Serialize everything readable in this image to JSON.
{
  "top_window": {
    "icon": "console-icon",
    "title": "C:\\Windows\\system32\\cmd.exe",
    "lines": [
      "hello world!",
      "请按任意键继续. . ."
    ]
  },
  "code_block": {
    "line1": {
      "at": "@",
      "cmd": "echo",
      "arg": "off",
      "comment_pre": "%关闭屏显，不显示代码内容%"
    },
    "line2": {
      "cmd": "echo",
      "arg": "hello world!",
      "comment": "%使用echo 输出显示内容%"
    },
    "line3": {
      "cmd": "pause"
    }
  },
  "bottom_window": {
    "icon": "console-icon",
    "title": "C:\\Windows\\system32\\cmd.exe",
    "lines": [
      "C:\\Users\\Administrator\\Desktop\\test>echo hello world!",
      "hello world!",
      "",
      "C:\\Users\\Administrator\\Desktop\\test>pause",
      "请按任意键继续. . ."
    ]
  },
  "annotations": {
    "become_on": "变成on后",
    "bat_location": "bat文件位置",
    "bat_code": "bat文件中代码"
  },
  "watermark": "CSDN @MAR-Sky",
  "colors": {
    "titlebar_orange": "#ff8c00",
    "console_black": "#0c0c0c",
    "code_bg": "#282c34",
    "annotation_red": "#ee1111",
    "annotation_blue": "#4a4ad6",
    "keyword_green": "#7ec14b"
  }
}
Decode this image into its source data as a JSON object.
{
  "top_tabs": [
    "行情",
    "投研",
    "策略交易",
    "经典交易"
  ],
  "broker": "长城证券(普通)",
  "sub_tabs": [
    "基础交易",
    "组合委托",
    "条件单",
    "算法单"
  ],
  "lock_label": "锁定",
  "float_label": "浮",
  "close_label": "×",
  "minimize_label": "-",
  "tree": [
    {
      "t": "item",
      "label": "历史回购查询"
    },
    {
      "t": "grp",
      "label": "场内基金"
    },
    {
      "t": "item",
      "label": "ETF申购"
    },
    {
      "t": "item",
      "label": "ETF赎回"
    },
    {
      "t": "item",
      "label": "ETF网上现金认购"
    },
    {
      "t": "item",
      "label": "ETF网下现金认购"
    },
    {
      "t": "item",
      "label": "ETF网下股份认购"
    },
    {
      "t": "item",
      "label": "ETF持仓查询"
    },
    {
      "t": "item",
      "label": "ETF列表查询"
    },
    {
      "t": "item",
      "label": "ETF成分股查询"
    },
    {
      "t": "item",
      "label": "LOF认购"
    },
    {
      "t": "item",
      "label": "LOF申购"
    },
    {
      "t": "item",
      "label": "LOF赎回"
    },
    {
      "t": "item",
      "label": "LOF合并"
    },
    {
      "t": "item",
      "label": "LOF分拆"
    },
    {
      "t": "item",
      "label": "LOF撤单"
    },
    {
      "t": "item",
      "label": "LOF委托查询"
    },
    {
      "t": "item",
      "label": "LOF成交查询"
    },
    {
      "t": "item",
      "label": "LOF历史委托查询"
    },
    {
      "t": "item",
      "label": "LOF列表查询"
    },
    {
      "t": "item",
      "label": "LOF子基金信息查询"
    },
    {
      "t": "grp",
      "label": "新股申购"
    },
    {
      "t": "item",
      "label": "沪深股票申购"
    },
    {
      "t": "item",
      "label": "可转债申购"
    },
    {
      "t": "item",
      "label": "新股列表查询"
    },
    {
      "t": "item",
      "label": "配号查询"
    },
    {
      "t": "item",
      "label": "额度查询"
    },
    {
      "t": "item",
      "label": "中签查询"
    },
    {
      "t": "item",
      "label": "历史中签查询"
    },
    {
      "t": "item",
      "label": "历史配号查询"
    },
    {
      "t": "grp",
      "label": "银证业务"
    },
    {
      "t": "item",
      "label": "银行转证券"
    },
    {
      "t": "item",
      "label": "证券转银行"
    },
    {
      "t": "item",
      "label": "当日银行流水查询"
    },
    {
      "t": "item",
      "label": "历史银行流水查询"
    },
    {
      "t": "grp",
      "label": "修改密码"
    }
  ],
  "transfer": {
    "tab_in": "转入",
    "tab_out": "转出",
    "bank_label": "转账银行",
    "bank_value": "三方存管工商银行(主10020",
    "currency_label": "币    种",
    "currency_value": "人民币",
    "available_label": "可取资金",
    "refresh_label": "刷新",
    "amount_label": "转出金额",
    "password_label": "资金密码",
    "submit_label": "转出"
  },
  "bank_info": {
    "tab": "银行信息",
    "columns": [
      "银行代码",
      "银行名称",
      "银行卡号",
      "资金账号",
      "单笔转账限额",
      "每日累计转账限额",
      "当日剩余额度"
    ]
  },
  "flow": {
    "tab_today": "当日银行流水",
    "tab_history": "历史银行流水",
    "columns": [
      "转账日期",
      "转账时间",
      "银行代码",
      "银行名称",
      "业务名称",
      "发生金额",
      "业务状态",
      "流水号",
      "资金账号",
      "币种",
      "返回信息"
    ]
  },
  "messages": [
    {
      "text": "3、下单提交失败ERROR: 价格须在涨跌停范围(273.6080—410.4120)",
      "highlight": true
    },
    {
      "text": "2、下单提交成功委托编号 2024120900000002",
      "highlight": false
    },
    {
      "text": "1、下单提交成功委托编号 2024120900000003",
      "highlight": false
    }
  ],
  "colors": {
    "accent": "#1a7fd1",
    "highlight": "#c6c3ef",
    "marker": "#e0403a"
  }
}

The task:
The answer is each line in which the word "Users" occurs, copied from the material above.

Written response:
      "C:\\Users\\Administrator\\Desktop\\test>echo hello world!",
      "C:\\Users\\Administrator\\Desktop\\test>pause",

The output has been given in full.